*** Material to process ***

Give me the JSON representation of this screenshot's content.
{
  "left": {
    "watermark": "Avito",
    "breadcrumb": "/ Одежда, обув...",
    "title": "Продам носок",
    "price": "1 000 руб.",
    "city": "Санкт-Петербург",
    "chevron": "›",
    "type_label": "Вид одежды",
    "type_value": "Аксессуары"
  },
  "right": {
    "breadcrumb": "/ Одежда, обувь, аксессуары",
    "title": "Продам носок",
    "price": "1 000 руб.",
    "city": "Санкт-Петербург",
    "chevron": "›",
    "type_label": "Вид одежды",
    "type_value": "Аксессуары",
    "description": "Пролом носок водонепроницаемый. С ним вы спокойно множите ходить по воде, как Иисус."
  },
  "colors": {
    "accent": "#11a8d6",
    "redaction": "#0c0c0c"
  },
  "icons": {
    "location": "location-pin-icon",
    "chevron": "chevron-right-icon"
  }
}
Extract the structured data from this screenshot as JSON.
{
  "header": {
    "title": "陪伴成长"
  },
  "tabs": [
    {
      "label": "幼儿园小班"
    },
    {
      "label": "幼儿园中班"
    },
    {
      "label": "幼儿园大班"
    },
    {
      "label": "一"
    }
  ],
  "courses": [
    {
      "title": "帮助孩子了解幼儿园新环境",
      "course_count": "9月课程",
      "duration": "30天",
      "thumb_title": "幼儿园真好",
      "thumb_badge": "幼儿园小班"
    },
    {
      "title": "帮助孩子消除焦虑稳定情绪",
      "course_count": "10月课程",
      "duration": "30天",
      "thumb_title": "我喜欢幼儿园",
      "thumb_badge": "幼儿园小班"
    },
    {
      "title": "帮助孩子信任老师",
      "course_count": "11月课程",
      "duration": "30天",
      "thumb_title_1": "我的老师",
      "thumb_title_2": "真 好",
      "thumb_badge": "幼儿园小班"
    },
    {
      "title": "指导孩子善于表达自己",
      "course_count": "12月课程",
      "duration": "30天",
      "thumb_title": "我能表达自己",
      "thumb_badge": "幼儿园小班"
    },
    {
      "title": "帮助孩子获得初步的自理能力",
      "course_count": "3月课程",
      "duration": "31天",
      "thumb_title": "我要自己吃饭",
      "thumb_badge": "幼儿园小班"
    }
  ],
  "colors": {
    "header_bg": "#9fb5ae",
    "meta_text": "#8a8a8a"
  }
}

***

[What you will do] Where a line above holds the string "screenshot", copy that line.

[Task output]
Give me the JSON representation of this screenshot's content.
Extract the structured data from this screenshot as JSON.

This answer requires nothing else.